tCabinet voted today to expand seven existing Jewish civilian settlements in the occupied West Bank, but it decided against expropriating privately owned Arab land for that purpose.
Instead, the Cabinet decided unanimously to expand the civilian outposts by using so-called state land, or public domain land, which before the 1967 Six-Day War was owned by the Jordanian Crown Council.
The decision appeared to defuse -- for the time being at least -- an oftpostponed showdown in Prime Minister Menachem Begin's government, which could have precipitated a crisis in Israel's fragile parliamentary coalition. But it failed to satisfy the ultranationalist Gush Emunim movement, which said the government failed to adopt an aggressive settlement policy because of pressure from the United States.
Initial reaction from West Bank Palestinian leaders was critical. Elias Freij, mayor of Bethlehem, called the vote "another big, nail in the coffin of peace." He said he suspects the government will seize land cultivated by Arabs and them claim it as state land, saying the title is in doubt.
The immediate issue resolved today was the planned expropriation of about 1,000 acres of mostly Arab-owned land surrounding seven settlements in the Samarian Hills. Advocates of an aggressive settlement policy had regarded the vote as a litmus test of the future of the government's settlement activity. Opponents said approval of the seizure would wreck the Egyptian-Israeli negotations on proposed autonomy for the 1.1 million Palestinians in the West Bank and Gaza Strip
Tension surrounding the Cabinet's debate was heightened when Foreign Minister Moshe Dayan threatened to quit the government in the ministers approved the land seizure.
While the hard-line majority of the 20-member Cabinet appeared ready to approve expropriation, such a decision would have strained severely the already deeply divided Likud government and further weakened Begin's parliamentary majority, which through gradal political attrition has slipped from 77 members of the Knesset to 65.
However, after a six-hour closed-door debate, Cabinet secretary Aryeh Naor told reporters, "We are not going to confiscate or seize or expropriate one inch of private land . . . We are going to use government land, according to the definition of the attorney general."
Unexpectedly, rightist Agricultural Minister Ariel Sharon, the Cabinet's most vocal advocate of settlements, prosposed the compromise.
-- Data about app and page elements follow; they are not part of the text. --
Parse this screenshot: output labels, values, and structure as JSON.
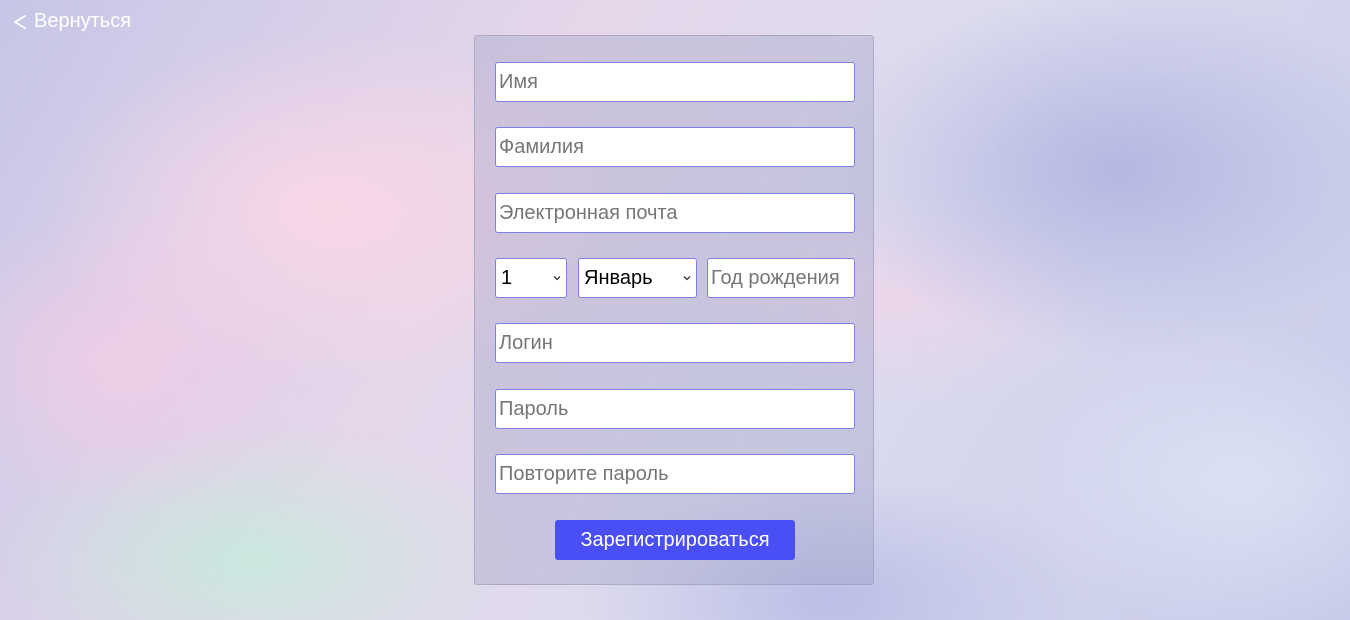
{
  "nav": {
    "back_label": "Вернуться",
    "back_icon": "chevron-left-icon"
  },
  "form": {
    "first_name_placeholder": "Имя",
    "last_name_placeholder": "Фамилия",
    "email_placeholder": "Электронная почта",
    "birth_day_value": "1",
    "birth_month_value": "Январь",
    "birth_year_placeholder": "Год рождения",
    "login_placeholder": "Логин",
    "password_placeholder": "Пароль",
    "password_repeat_placeholder": "Повторите пароль",
    "submit_label": "Зарегистрироваться"
  },
  "colors": {
    "accent": "#4a4ff5",
    "field_border": "#7f7fe6"
  }
}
According to Cabinet sources, he finessed the unanimous vote with a detailed explanation of the needs of each outpost and the available surrounding land.
Although Naor insisted it always has been the Cabinet's policy to expropriate private land when settlements were needed for security purposes, the decision today sharply contrasted with the government's practice in the West Bank in the past 2 1/2 years.
Naor could not estimate the amount of state land to be used for expansion of the seven outposts, but government sources said it will be about one-fourth of the approximately 1,000 acres of private land that had been sought.
One problem certain to surface during the expansion of the seven settlements is the ambiguity of ownership of land in the West Bank.
According to Palestinian attorneys, there are three categories of land that persistently come into dispute.
There is mulk land, or private land for which the owner has clear title.
And there is miri land, for which the there is no clear title, but which the farmers have cultivated for generations and which is registered with Jordan's Ministry of Finance for tax purposes.
Lastly, there arejiflik lands, which also have been cultivated for generations and which before the British Mandate were under the title of the Ottoman Sultan. The farmers claim that their ownership of jiflik land was recognized by the British and Jordanian governments and that this kind of property cannot be considered "state land."
When questioned about the definition of state land, Naor said the Cabinet would be guided by the attorney general, although the Cabinet secretary said he understood that jiflik land would not be expropriated if it were cultivated.
Although details of the Cabinet decision remain secret, it is known that Begin promised Interior Minister Yosef Burg, titular head of the National Regligious Party, that Israel would pursue an aggressive settlement policy, expanding existing outposts and building new ones. Burg extracted the promise partly to mollify the hawkish members of the party and partly to satisfy the demands of Gush Emunim, which is closely allied with the National Religious Party.
While Begin's critics persistently charge that the prime minister is a "hostage" of the Gush Emunim as a reslut of the Camp David compromise and that he is intimidated by the militant organizaton's frequent demonstrations, Israel's form of government lends itself to that kind of special interest pressure. Begins Likud ticket did not receive a parliamentary majority in the May 1977 elections, and the coalition government could not have been formed without the National Religious Party.